* _TASK GOAL_:
Every line holding the word "prefix" should be copied from the material.

* _DATA RECORDS_:
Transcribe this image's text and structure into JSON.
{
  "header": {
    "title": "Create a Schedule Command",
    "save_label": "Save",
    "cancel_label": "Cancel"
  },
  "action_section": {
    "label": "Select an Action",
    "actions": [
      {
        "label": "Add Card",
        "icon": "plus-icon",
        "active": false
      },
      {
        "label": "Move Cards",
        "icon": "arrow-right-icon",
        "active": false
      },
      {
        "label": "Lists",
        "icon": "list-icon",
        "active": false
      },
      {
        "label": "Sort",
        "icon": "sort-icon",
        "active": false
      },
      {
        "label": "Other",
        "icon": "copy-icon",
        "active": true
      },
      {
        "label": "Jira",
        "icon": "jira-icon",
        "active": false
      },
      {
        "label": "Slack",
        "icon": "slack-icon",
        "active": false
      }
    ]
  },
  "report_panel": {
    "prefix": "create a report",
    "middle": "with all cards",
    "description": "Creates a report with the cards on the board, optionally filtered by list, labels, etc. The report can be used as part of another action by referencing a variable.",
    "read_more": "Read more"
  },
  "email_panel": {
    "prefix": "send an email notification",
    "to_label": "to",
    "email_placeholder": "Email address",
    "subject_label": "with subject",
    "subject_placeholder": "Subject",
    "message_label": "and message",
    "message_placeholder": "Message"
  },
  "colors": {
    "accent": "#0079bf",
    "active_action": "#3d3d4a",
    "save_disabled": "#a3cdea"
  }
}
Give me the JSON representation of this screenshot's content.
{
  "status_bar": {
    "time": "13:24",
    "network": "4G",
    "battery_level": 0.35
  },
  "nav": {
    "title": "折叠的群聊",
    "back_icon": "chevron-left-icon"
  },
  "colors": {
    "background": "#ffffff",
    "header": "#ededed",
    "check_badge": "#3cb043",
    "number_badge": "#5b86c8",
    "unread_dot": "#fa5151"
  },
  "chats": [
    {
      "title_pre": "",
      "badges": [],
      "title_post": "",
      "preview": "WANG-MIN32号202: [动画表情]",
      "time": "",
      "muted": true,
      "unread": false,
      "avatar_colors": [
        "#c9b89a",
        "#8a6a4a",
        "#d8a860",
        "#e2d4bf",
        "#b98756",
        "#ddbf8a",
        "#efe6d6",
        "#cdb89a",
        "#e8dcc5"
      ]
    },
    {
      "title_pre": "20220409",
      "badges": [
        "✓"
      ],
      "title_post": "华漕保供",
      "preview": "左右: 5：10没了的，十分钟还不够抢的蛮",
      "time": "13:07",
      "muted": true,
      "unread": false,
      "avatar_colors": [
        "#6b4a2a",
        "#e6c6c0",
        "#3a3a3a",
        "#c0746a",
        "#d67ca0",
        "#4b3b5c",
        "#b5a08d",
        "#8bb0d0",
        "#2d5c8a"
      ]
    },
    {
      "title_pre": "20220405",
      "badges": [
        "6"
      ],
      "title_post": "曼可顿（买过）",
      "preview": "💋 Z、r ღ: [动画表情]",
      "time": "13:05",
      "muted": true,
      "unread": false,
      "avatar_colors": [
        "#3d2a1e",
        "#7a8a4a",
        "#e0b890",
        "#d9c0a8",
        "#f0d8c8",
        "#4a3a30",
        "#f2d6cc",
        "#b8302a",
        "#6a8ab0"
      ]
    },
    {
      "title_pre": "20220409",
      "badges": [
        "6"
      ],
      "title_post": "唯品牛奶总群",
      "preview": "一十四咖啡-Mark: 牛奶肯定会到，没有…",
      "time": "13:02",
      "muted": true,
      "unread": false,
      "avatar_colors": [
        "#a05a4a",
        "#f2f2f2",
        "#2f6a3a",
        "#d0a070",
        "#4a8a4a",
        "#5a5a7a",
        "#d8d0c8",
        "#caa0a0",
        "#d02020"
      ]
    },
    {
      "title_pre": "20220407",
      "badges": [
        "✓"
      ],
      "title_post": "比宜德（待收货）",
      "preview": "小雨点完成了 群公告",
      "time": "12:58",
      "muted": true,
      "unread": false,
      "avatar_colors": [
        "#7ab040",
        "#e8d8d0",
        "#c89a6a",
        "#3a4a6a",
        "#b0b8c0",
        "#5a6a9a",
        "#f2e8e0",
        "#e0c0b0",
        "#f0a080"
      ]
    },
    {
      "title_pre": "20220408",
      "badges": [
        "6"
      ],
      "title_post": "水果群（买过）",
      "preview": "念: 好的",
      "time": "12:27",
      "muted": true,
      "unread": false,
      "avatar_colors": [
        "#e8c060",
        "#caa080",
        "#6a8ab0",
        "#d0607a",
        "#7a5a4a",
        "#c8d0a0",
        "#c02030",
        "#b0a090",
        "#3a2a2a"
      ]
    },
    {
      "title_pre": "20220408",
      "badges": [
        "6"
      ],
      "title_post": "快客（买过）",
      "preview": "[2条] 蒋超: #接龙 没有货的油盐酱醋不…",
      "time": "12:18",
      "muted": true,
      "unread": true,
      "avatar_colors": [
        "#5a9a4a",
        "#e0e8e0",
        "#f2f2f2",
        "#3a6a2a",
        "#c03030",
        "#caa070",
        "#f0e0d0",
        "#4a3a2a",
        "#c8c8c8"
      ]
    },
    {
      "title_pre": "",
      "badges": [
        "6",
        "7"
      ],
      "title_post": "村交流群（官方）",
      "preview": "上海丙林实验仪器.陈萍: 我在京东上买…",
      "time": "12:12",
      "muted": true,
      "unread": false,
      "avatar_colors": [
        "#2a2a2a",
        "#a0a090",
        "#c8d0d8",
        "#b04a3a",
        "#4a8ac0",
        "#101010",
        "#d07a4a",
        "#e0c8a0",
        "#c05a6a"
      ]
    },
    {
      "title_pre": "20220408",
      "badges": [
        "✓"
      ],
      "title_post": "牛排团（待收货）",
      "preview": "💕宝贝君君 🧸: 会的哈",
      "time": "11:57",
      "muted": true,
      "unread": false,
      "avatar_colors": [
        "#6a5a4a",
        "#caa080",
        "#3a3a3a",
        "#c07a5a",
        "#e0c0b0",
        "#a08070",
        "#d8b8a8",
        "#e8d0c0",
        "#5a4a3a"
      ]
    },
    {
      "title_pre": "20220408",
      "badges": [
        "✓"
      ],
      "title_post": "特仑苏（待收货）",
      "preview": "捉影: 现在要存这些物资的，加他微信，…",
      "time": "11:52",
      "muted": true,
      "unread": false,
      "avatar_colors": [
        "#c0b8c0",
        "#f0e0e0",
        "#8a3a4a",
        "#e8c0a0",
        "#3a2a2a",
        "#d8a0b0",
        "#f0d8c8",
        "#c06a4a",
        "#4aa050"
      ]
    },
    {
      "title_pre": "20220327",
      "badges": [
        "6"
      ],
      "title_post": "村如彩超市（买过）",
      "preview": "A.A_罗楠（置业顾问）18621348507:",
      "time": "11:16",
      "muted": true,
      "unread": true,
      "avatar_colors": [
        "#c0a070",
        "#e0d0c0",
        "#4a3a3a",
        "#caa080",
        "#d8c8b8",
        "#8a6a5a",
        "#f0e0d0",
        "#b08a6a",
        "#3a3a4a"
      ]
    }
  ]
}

* _WRITTEN RESPONSE_:
    "prefix": "create a report",
    "prefix": "send an email notification",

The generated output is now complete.